How To Get Started With Content Marketing
So, content marketing works in many ways, but how can you start benefiting from it?
Well, as noted above, an on-site blog makes content marketing much easier. So does a Content Management System (“CMS”) that lets you add and edit other types of content. WordPress is a popular solution that offers both. You may want to get a couple of social media accounts too, if you haven’t already — but don’t take on more than you can manage comfortably.
Then comes “ideation” — figuring out what content to create — and the task of actually creating it. Those points are really beyond the scope of this article, but here are a few quick tips:
- Know your audience and provide content that they would find valuable (e.g. answer common questions)
- Keep a list of topic ideas as they come to you — and keep adding to it
- Write your first draft as if explaining the topic to a friend, then keep refining it
- Headlines matter — spend time crafting a title that engages your audience
- Images and structure (sub-headings, lists etc.) help to keep longer articles readable
- For social media, keep self-promoting posts below 10 – 20% of your content
- Try to re-use your best articles in other forms, e.g. infographics and the off-site assets listed above
Inbound Marketing vs Outbound Marketing
Content marketing works because, as “inbound” marketing, it aims to attract an interested audience.

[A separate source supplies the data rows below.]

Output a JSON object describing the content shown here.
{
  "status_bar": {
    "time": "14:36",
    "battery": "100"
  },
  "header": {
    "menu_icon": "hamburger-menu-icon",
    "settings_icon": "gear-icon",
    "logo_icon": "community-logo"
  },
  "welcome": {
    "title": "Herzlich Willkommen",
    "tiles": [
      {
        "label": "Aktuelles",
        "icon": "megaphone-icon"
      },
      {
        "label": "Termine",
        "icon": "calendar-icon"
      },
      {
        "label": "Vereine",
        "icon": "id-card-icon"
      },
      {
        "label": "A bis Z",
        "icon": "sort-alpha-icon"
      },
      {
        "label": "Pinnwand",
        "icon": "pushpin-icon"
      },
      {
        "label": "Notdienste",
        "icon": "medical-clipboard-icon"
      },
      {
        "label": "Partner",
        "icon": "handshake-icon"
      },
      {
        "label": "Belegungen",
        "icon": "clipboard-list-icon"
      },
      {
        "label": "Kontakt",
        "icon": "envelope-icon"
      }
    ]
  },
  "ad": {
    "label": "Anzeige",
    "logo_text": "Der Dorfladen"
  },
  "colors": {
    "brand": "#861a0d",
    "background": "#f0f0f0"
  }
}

Old-school, “outbound” broadcasting to disinterested crowds is less effective, as savvy consumers have become almost “ad blind.”
Constant, blatant self-promotion tends to drive folks away, so think beyond that. Demonstrate your expertise by sharing tips and relevant industry news. For instance, a travel firm could commission or report on polls about is the world’s best airlines.
Incidentally, linking to other sites like that also builds credibility and helps with SEO. Naturally, you won’t want to overdo it, or link to close competitors, or very low-quality sites. Still, it is considered good “Netiquette”, helping other sites and visitors alike.
Do You Need Content Marketing Help?
So, now that you know how content marketing works, are you eager to start but not sure you’ll have the time? Or maybe you just aren’t a keen writer? That’s okay — I can help with everything from setting up a blog on your site to ideation, strategy, syndication and even creating the content itself.